## Your objective
Return the records word for word. Pictures do not belong in the copy.

Dataset rows describing interfaces
↓
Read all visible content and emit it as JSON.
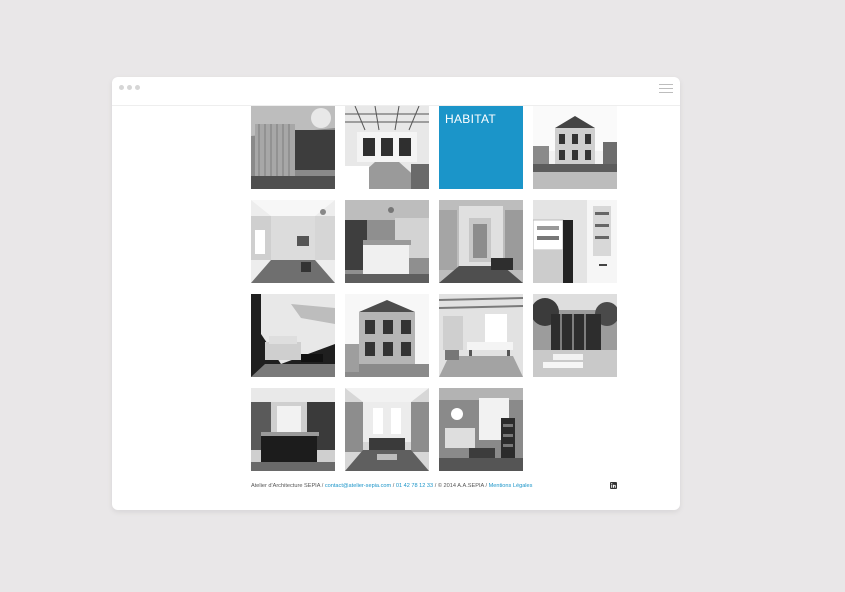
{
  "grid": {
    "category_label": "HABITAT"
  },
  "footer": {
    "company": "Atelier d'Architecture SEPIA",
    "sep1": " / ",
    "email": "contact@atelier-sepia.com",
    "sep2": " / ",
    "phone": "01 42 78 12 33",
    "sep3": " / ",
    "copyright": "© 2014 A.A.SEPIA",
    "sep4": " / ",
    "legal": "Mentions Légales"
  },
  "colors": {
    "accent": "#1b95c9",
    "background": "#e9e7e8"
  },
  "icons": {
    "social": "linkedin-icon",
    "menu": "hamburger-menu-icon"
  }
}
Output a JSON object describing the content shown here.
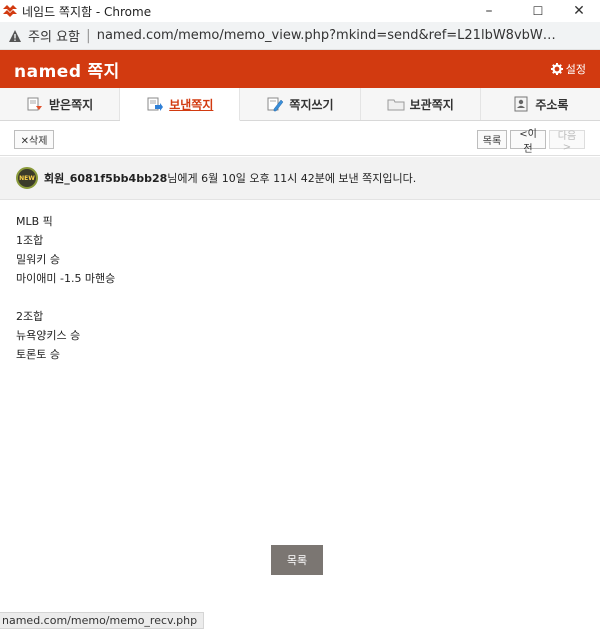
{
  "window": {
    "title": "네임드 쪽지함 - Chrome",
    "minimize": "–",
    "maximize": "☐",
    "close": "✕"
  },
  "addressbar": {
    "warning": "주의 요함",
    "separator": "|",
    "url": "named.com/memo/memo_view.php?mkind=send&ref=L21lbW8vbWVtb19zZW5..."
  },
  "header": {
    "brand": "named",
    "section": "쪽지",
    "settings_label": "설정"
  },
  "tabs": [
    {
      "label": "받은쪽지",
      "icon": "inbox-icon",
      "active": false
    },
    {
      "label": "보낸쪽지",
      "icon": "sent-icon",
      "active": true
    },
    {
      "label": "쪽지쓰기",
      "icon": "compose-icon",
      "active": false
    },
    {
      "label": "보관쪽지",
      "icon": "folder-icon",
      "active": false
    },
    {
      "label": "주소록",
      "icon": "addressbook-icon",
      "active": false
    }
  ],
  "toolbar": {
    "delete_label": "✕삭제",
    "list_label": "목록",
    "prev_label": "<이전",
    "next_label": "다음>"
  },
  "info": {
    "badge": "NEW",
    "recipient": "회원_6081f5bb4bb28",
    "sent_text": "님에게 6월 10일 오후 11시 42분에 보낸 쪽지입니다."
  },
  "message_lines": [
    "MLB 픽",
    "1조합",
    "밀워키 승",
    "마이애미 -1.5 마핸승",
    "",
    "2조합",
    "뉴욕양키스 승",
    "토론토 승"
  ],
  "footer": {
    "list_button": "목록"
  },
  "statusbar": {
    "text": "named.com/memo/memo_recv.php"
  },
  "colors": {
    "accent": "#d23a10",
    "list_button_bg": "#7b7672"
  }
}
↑
## Answer space
Read all visible content and emit it as JSON.
{
  "grid": {
    "category_label": "HABITAT"
  },
  "footer": {
    "company": "Atelier d'Architecture SEPIA",
    "sep1": " / ",
    "email": "contact@atelier-sepia.com",
    "sep2": " / ",
    "phone": "01 42 78 12 33",
    "sep3": " / ",
    "copyright": "© 2014 A.A.SEPIA",
    "sep4": " / ",
    "legal": "Mentions Légales"
  },
  "colors": {
    "accent": "#1b95c9",
    "background": "#e9e7e8"
  },
  "icons": {
    "social": "linkedin-icon",
    "menu": "hamburger-menu-icon"
  }
}
Output a JSON object describing the content shown here.
{
  "window": {
    "title": "네임드 쪽지함 - Chrome",
    "minimize": "–",
    "maximize": "☐",
    "close": "✕"
  },
  "addressbar": {
    "warning": "주의 요함",
    "separator": "|",
    "url": "named.com/memo/memo_view.php?mkind=send&ref=L21lbW8vbWVtb19zZW5..."
  },
  "header": {
    "brand": "named",
    "section": "쪽지",
    "settings_label": "설정"
  },
  "tabs": [
    {
      "label": "받은쪽지",
      "icon": "inbox-icon",
      "active": false
    },
    {
      "label": "보낸쪽지",
      "icon": "sent-icon",
      "active": true
    },
    {
      "label": "쪽지쓰기",
      "icon": "compose-icon",
      "active": false
    },
    {
      "label": "보관쪽지",
      "icon": "folder-icon",
      "active": false
    },
    {
      "label": "주소록",
      "icon": "addressbook-icon",
      "active": false
    }
  ],
  "toolbar": {
    "delete_label": "✕삭제",
    "list_label": "목록",
    "prev_label": "<이전",
    "next_label": "다음>"
  },
  "info": {
    "badge": "NEW",
    "recipient": "회원_6081f5bb4bb28",
    "sent_text": "님에게 6월 10일 오후 11시 42분에 보낸 쪽지입니다."
  },
  "message_lines": [
    "MLB 픽",
    "1조합",
    "밀워키 승",
    "마이애미 -1.5 마핸승",
    "",
    "2조합",
    "뉴욕양키스 승",
    "토론토 승"
  ],
  "footer": {
    "list_button": "목록"
  },
  "statusbar": {
    "text": "named.com/memo/memo_recv.php"
  },
  "colors": {
    "accent": "#d23a10",
    "list_button_bg": "#7b7672"
  }
}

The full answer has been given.